    A collage of three photos showing how to make the mascarpone filling for tiramisu using a stand mixer: whisking eggs and sugar in the mixing bowl and placing it over a steaming pot.

    Serious Eats / Vicky Wasik

  3. Transfer to a stand mixer fitted with a whisk attachment. Whip on high speed until eggs are foamy, more than quadrupled in size, and thick enough to briefly mound up like soft-serve ice cream when dropped from the whisk, between 5 and 10 minutes depending on the horsepower of your mixer. Reduce speed to medium and begin adding mascarpone roughly 1/4 cup at a time; no need to wait between additions. Once mascarpone is incorporated, pause to scrape bowl with a flexible spatula, then resume whipping on medium-high until mixture is homogeneous and thick, about 5 to 10 seconds more. Don’t fret over small flecks of mascarpone, since they will smooth out on their own over time.

    A collage of four photos showing how to whip the mascarpone filling in a stand mixer

    Serious Eats / Vicky Wasik

  4. To Assemble: Working with one at a time, dunk each ladyfinger in coffee syrup with a fork, giving it a second or two to absorb the liquid, then place in the bottom of a 7- by 11-inch baking dish. Top with about half the mascarpone filling, spread into an even layer, and dust lightly with cocoa powder. Repeat with remaining ladyfingers until syrup is gone, then top with remaining mascarpone filling and spread smooth.

    A collage of three photos showing how to assemble tiramisu: layering ladyfingers, cocoa powder, and mascarpone.

    Serious Eats / Vicky Wasik

  5. To Decorate: Lay a long piece of butcher's twine on top of the smooth filling, curling it into swoops and swirls to create whatever sort of design you like, and dust generously with additional cocoa powder. Starting from the end of your design (to prevent tangling), carefully peel up twine and discard. (This twine step is optional; if you want, you can simply dust the top with cocoa powder.) Cover with plastic wrap and refrigerate until ready to serve, at least 1 hour. Serve with a large spoon or angled spatula. Tiramisu can be refrigerated for up to 10 days.

    A collage of four photos showing how to make an abstract doodle design in the top of the tiramisu with string and cocoa powder

    Serious Eats / Vicky Wasik

Special Equipment

3-quart stainless steel saucier, stand mixer, flexible spatula, 7- by 11-inch baking dish, offset spatula, digital thermometer, butcher's twine (optional)

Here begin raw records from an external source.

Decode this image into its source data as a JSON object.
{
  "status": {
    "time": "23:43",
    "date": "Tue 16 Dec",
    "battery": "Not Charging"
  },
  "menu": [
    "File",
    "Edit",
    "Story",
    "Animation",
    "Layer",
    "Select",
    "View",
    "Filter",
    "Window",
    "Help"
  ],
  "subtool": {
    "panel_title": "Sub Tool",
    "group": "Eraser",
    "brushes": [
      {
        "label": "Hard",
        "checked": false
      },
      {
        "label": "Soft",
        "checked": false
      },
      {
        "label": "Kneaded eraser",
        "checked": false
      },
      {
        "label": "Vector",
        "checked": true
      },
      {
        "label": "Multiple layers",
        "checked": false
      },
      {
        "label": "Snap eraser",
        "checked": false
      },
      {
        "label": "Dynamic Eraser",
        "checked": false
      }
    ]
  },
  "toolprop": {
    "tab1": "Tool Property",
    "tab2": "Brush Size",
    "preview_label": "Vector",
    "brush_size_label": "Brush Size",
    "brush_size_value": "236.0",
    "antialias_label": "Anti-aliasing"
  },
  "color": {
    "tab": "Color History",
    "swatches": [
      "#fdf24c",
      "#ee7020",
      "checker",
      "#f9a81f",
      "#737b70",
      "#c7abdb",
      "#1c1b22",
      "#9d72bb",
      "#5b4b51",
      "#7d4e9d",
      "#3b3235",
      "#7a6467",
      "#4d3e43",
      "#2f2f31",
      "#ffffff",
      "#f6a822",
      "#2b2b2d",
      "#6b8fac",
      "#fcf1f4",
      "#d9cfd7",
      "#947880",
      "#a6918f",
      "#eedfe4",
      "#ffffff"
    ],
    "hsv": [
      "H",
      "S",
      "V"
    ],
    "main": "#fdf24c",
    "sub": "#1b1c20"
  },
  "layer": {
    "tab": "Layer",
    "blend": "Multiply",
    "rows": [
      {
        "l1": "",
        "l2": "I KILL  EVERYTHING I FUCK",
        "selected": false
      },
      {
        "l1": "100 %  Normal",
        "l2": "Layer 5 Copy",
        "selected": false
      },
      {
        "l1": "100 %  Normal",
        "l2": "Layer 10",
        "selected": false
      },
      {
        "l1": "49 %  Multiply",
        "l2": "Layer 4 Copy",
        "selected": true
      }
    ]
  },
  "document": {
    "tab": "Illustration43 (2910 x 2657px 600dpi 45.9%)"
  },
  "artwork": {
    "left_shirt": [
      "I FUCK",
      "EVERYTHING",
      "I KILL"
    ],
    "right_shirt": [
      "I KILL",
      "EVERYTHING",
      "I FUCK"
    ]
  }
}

After dozens of experiments, I've become obsessed with the bittersweet combination of crème de cacao and Cardamaro, a mild, wine-based amaro from Northern Italy. But tiramisu is all about customization! Feel free to swap the crème de cacao for other types of chocolate, coffee, or even nut-based liqueurs. The Cardamaro can be replaced with other mild amari, or dessert wines like vin santo or a sweet Marsala. The goal is to create an intense, bitter, and aromatic concoction, with just a whisper of sweetness. If alcohol isn't an option for you, try using a blend of coffee and hazelnut or almond milk spiked with chocolate syrup instead.

Nutrition Facts (per serving)
443 Calories
31g Fat
31g Carbs
9g Protein
Show Full Nutrition Label Hide Full Nutrition Label
Nutrition Facts
Servings: 8 to 12
Amount per serving
Calories 443
% Daily Value*
Total Fat 31g 40%
Saturated Fat 17g 85%
Cholesterol 218mg 73%
Sodium 382mg 17%
Total Carbohydrate 31g 11%
Dietary Fiber 1g 3%
Total Sugars 12g
Protein 9g
Vitamin C 0mg 0%
Calcium 71mg 5%
Iron 3mg 15%
Potassium 143mg 3%
*The % Daily Value (DV) tells you how much a nutrient in a food serving contributes to a daily diet. 2,000 calories a day is used for general nutrition advice.
(Nutrition information is calculated using an ingredient database and should be considered an estimate.)